* SOURCE RECORDS
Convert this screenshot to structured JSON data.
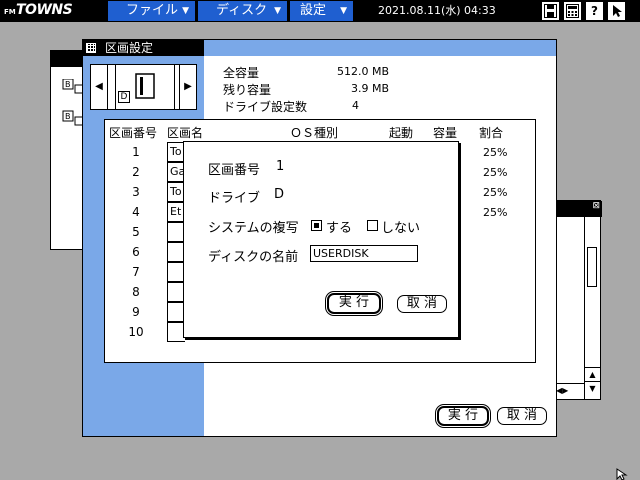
{
  "menubar": {
    "logo_prefix": "FM",
    "logo": "TOWNS",
    "menus": [
      {
        "label": "ファイル"
      },
      {
        "label": "ディスク"
      },
      {
        "label": "設定"
      }
    ],
    "clock": "2021.08.11(水) 04:33",
    "icons": [
      "floppy-icon",
      "calculator-icon",
      "help-icon",
      "pointer-icon"
    ]
  },
  "window": {
    "title": "区画設定",
    "info": {
      "total_label": "全容量",
      "total_value": "512.0 MB",
      "free_label": "残り容量",
      "free_value": "3.9 MB",
      "count_label": "ドライブ設定数",
      "count_value": "4"
    },
    "drive_letter": "D",
    "table": {
      "headers": [
        "区画番号",
        "区画名",
        "ＯＳ種別",
        "起動",
        "容量",
        "割合"
      ],
      "rows": [
        {
          "num": "1",
          "name": "To",
          "pct": "25%"
        },
        {
          "num": "2",
          "name": "Ga",
          "pct": "25%"
        },
        {
          "num": "3",
          "name": "To",
          "pct": "25%"
        },
        {
          "num": "4",
          "name": "Et",
          "pct": "25%"
        },
        {
          "num": "5",
          "name": "",
          "pct": ""
        },
        {
          "num": "6",
          "name": "",
          "pct": ""
        },
        {
          "num": "7",
          "name": "",
          "pct": ""
        },
        {
          "num": "8",
          "name": "",
          "pct": ""
        },
        {
          "num": "9",
          "name": "",
          "pct": ""
        },
        {
          "num": "10",
          "name": "",
          "pct": ""
        }
      ]
    },
    "execute_label": "実 行",
    "cancel_label": "取 消"
  },
  "dialog": {
    "partition_label": "区画番号",
    "partition_value": "1",
    "drive_label": "ドライブ",
    "drive_value": "D",
    "copy_label": "システムの複写",
    "copy_yes": "する",
    "copy_no": "しない",
    "copy_selected": "する",
    "name_label": "ディスクの名前",
    "name_value": "USERDISK",
    "execute_label": "実 行",
    "cancel_label": "取 消"
  }
}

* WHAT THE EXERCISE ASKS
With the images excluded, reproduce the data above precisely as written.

* ANSWER TO THIS EXERCISE
Convert this screenshot to structured JSON data.
{
  "menubar": {
    "logo_prefix": "FM",
    "logo": "TOWNS",
    "menus": [
      {
        "label": "ファイル"
      },
      {
        "label": "ディスク"
      },
      {
        "label": "設定"
      }
    ],
    "clock": "2021.08.11(水) 04:33",
    "icons": [
      "floppy-icon",
      "calculator-icon",
      "help-icon",
      "pointer-icon"
    ]
  },
  "window": {
    "title": "区画設定",
    "info": {
      "total_label": "全容量",
      "total_value": "512.0 MB",
      "free_label": "残り容量",
      "free_value": "3.9 MB",
      "count_label": "ドライブ設定数",
      "count_value": "4"
    },
    "drive_letter": "D",
    "table": {
      "headers": [
        "区画番号",
        "区画名",
        "ＯＳ種別",
        "起動",
        "容量",
        "割合"
      ],
      "rows": [
        {
          "num": "1",
          "name": "To",
          "pct": "25%"
        },
        {
          "num": "2",
          "name": "Ga",
          "pct": "25%"
        },
        {
          "num": "3",
          "name": "To",
          "pct": "25%"
        },
        {
          "num": "4",
          "name": "Et",
          "pct": "25%"
        },
        {
          "num": "5",
          "name": "",
          "pct": ""
        },
        {
          "num": "6",
          "name": "",
          "pct": ""
        },
        {
          "num": "7",
          "name": "",
          "pct": ""
        },
        {
          "num": "8",
          "name": "",
          "pct": ""
        },
        {
          "num": "9",
          "name": "",
          "pct": ""
        },
        {
          "num": "10",
          "name": "",
          "pct": ""
        }
      ]
    },
    "execute_label": "実 行",
    "cancel_label": "取 消"
  },
  "dialog": {
    "partition_label": "区画番号",
    "partition_value": "1",
    "drive_label": "ドライブ",
    "drive_value": "D",
    "copy_label": "システムの複写",
    "copy_yes": "する",
    "copy_no": "しない",
    "copy_selected": "する",
    "name_label": "ディスクの名前",
    "name_value": "USERDISK",
    "execute_label": "実 行",
    "cancel_label": "取 消"
  }
}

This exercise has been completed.